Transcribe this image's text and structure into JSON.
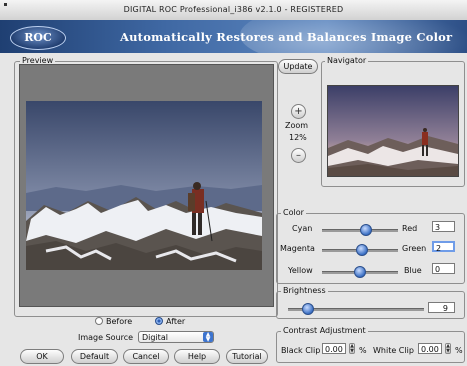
{
  "window": {
    "title": "DIGITAL ROC Professional_i386 v2.1.0 - REGISTERED"
  },
  "banner": {
    "logo_text": "ROC",
    "tagline": "Automatically Restores and Balances Image Color"
  },
  "preview": {
    "legend": "Preview",
    "view_options": [
      {
        "label": "Before",
        "selected": false
      },
      {
        "label": "After",
        "selected": true
      }
    ],
    "image_source_label": "Image Source",
    "image_source_value": "Digital"
  },
  "buttons": {
    "ok": "OK",
    "default": "Default",
    "cancel": "Cancel",
    "help": "Help",
    "tutorial": "Tutorial",
    "update": "Update"
  },
  "navigator": {
    "legend": "Navigator",
    "zoom_label": "Zoom",
    "zoom_value": "12%",
    "zoom_in": "+",
    "zoom_out": "–"
  },
  "color": {
    "legend": "Color",
    "rows": [
      {
        "left": "Cyan",
        "right": "Red",
        "value": "3",
        "level": 0.62
      },
      {
        "left": "Magenta",
        "right": "Green",
        "value": "2",
        "level": 0.58
      },
      {
        "left": "Yellow",
        "right": "Blue",
        "value": "0",
        "level": 0.5
      }
    ]
  },
  "brightness": {
    "legend": "Brightness",
    "value": "9",
    "level": 0.12
  },
  "contrast": {
    "legend": "Contrast Adjustment",
    "black_clip_label": "Black Clip",
    "black_clip_value": "0.00",
    "white_clip_label": "White Clip",
    "white_clip_value": "0.00",
    "unit": "%"
  },
  "colors": {
    "banner": "#3f68a3",
    "accent": "#3a6fc4"
  }
}
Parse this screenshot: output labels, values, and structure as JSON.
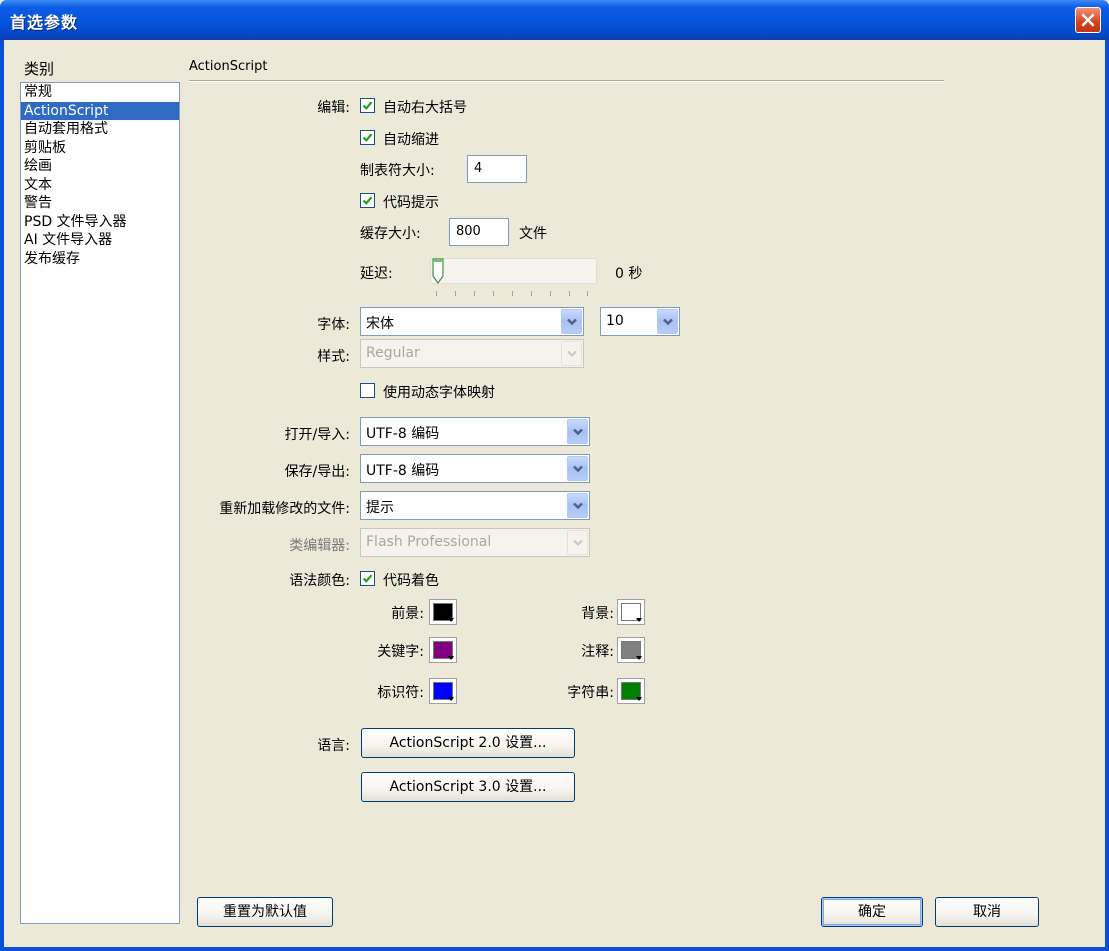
{
  "window": {
    "title": "首选参数"
  },
  "sidebar": {
    "label": "类别",
    "items": [
      "常规",
      "ActionScript",
      "自动套用格式",
      "剪贴板",
      "绘画",
      "文本",
      "警告",
      "PSD 文件导入器",
      "AI 文件导入器",
      "发布缓存"
    ],
    "selected": "ActionScript"
  },
  "section": {
    "title": "ActionScript"
  },
  "editing": {
    "label": "编辑:",
    "auto_brace": {
      "label": "自动右大括号",
      "checked": true
    },
    "auto_indent": {
      "label": "自动缩进",
      "checked": true
    },
    "tab_size_label": "制表符大小:",
    "tab_size_value": "4",
    "code_hints": {
      "label": "代码提示",
      "checked": true
    },
    "cache_size_label": "缓存大小:",
    "cache_size_value": "800",
    "cache_unit": "文件",
    "delay_label": "延迟:",
    "delay_value": "0 秒",
    "delay_slider_fraction": 0.0
  },
  "font": {
    "label": "字体:",
    "value": "宋体",
    "size_value": "10"
  },
  "style": {
    "label": "样式:",
    "value": "Regular"
  },
  "dynamic_font_mapping": {
    "label": "使用动态字体映射",
    "checked": false
  },
  "open_import": {
    "label": "打开/导入:",
    "value": "UTF-8 编码"
  },
  "save_export": {
    "label": "保存/导出:",
    "value": "UTF-8 编码"
  },
  "reload_modified": {
    "label": "重新加载修改的文件:",
    "value": "提示"
  },
  "class_editor": {
    "label": "类编辑器:",
    "value": "Flash Professional"
  },
  "syntax_coloring": {
    "label": "语法颜色:",
    "code_coloring": {
      "label": "代码着色",
      "checked": true
    },
    "foreground": {
      "label": "前景:",
      "color": "#000000"
    },
    "background": {
      "label": "背景:",
      "color": "#ffffff"
    },
    "keywords": {
      "label": "关键字:",
      "color": "#800080"
    },
    "comments": {
      "label": "注释:",
      "color": "#808080"
    },
    "identifiers": {
      "label": "标识符:",
      "color": "#0000ff"
    },
    "strings": {
      "label": "字符串:",
      "color": "#008000"
    }
  },
  "language": {
    "label": "语言:",
    "as2_button": "ActionScript 2.0 设置...",
    "as3_button": "ActionScript 3.0 设置..."
  },
  "footer": {
    "reset_button": "重置为默认值",
    "ok_button": "确定",
    "cancel_button": "取消"
  },
  "colors": {
    "titlebar": "#0553dd",
    "dialog_bg": "#ece9d8",
    "selection": "#316ac5",
    "close_button": "#d9411c"
  }
}
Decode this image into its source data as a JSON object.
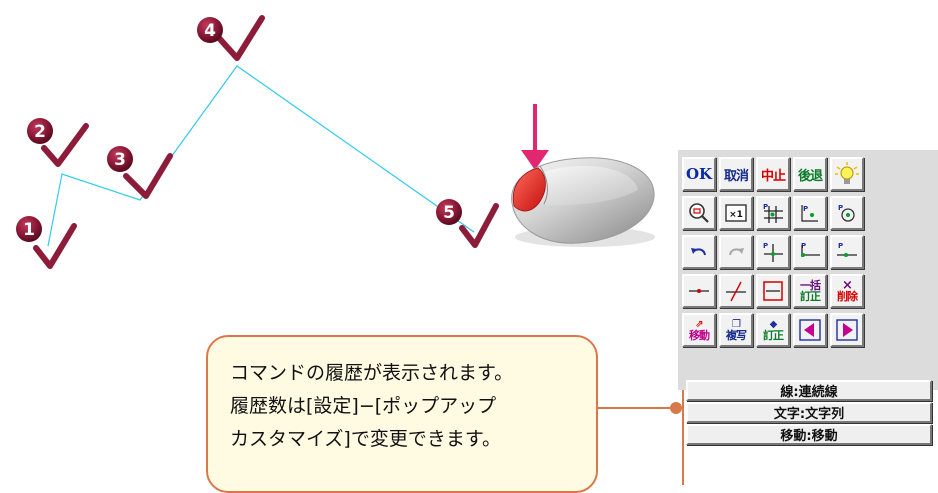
{
  "steps": [
    "1",
    "2",
    "3",
    "4",
    "5"
  ],
  "colors": {
    "polyline": "#33c9ee",
    "step_badge": "#7a1530",
    "checkmark": "#8c1c3a",
    "arrow": "#e2266f",
    "callout_border": "#d9784a",
    "callout_fill": "#fffbe3",
    "connector": "#d9784a"
  },
  "icons": {
    "mouse": "mouse-illustration",
    "arrow": "arrow-down-icon",
    "checkmark": "checkmark-icon"
  },
  "palette": {
    "ok": "OK",
    "cancel": "取消",
    "stop": "中止",
    "back": "後退",
    "hint_icon": "light-bulb-icon",
    "zoom_icon": "zoom-icon",
    "fit_icon": "fit-view-icon",
    "grid_snap_icon": "grid-snap-icon",
    "point_snap_icon": "point-snap-icon",
    "circle_center_icon": "circle-center-icon",
    "undo_icon": "undo-icon",
    "redo_icon": "redo-icon",
    "point_cross_icon": "point-cross-icon",
    "point_end_icon": "point-end-icon",
    "point_mid_icon": "point-mid-icon",
    "line_point_icon": "line-point-icon",
    "slash_icon": "slash-icon",
    "frame_icon": "frame-icon",
    "bulk_label_top": "一括",
    "bulk_label_bottom": "訂正",
    "delete_mark": "×",
    "delete_label": "削除",
    "move_label": "移動",
    "copy_label": "複写",
    "correct_label": "訂正",
    "prev_icon": "arrow-left-icon",
    "next_icon": "arrow-right-icon"
  },
  "history": [
    {
      "label": "線:連続線"
    },
    {
      "label": "文字:文字列"
    },
    {
      "label": "移動:移動"
    }
  ],
  "callout": {
    "line1": "コマンドの履歴が表示されます。",
    "line2": "履歴数は[設定]−[ポップアップ",
    "line3": "カスタマイズ]で変更できます。"
  }
}
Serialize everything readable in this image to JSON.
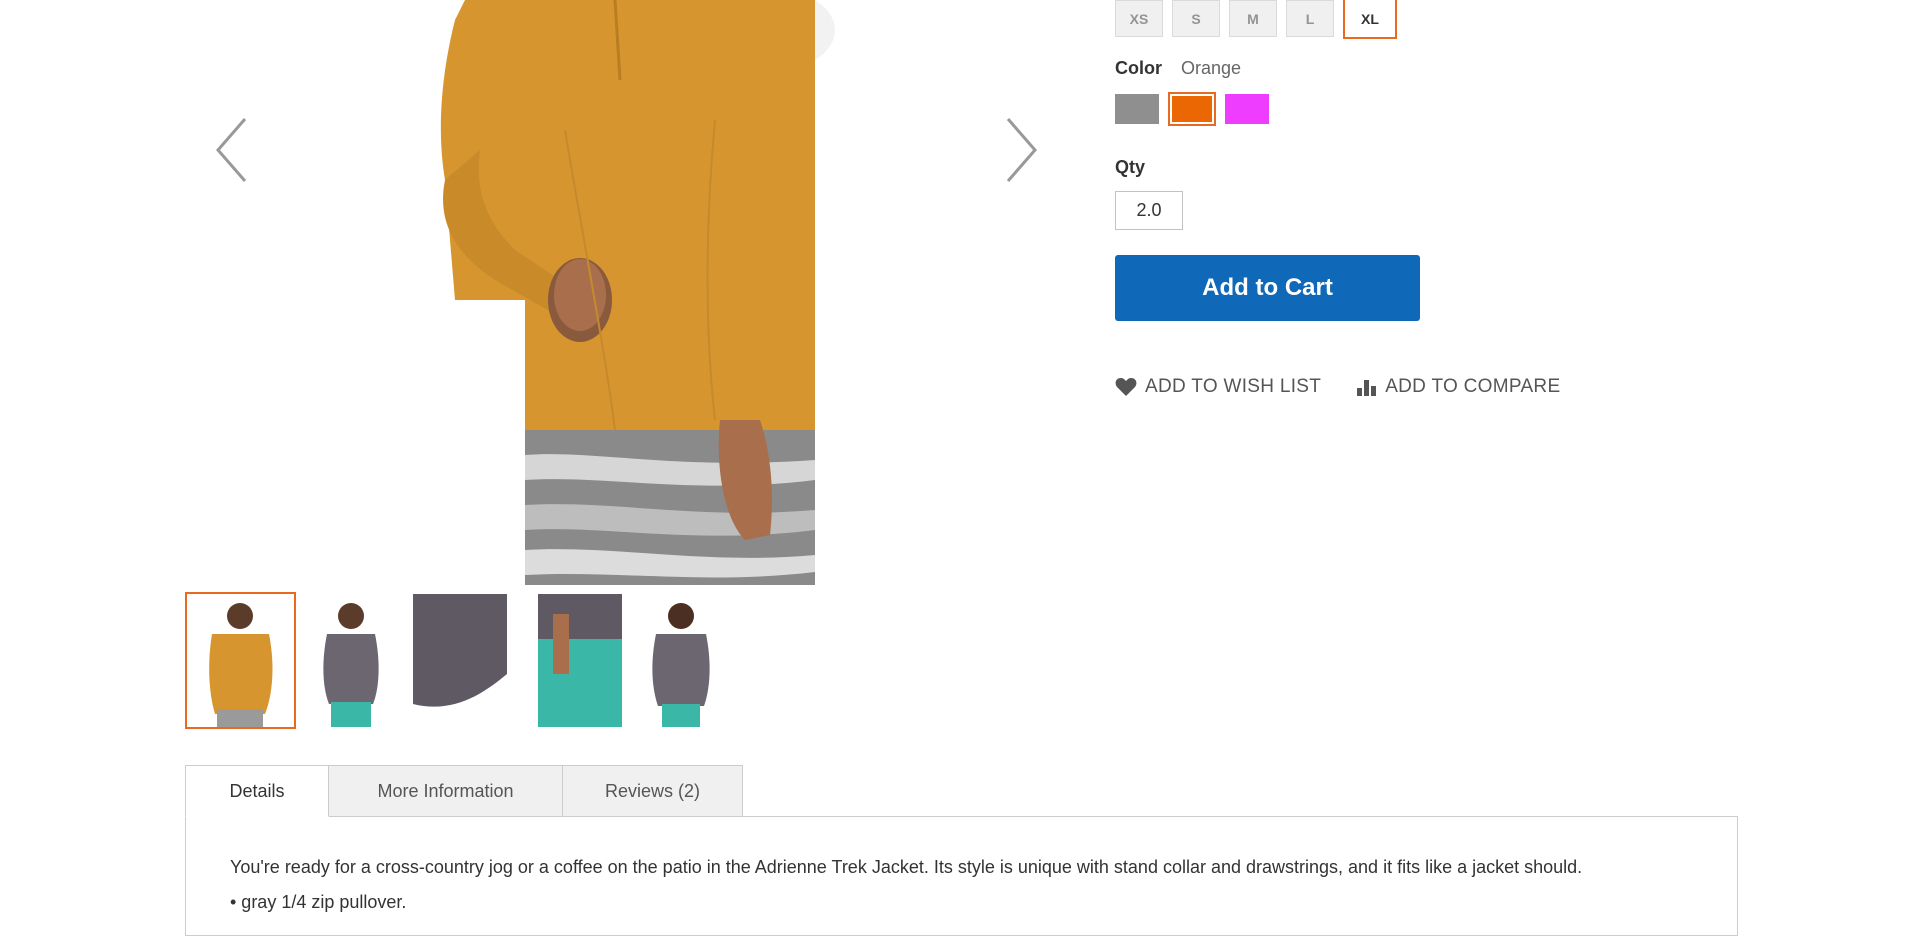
{
  "product_gallery": {
    "prev_label": "Previous",
    "next_label": "Next",
    "thumbnails": [
      "orange front",
      "gray front",
      "gray detail",
      "gray side",
      "gray back"
    ]
  },
  "options": {
    "sizes": [
      "XS",
      "S",
      "M",
      "L",
      "XL"
    ],
    "selected_size": "XL",
    "color_label": "Color",
    "color_value": "Orange",
    "colors": [
      {
        "name": "Gray",
        "hex": "#8f8f8f"
      },
      {
        "name": "Orange",
        "hex": "#eb6703"
      },
      {
        "name": "Purple",
        "hex": "#ef3dff"
      }
    ],
    "qty_label": "Qty",
    "qty_value": "2.0",
    "add_to_cart": "Add to Cart",
    "wish_list": "ADD TO WISH LIST",
    "compare": "ADD TO COMPARE"
  },
  "tabs": {
    "items": [
      "Details",
      "More Information",
      "Reviews (2)"
    ],
    "active": "Details",
    "details_text": "You're ready for a cross-country jog or a coffee on the patio in the Adrienne Trek Jacket. Its style is unique with stand collar and drawstrings, and it fits like a jacket should.",
    "details_bullet": "• gray 1/4 zip pullover."
  },
  "colors": {
    "accent": "#e86a1e",
    "button": "#1068b8",
    "shirt_orange": "#d6952f",
    "shirt_gray": "#6b6670",
    "teal": "#3bb7a8"
  }
}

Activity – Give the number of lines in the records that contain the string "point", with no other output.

Output of the exercise – 5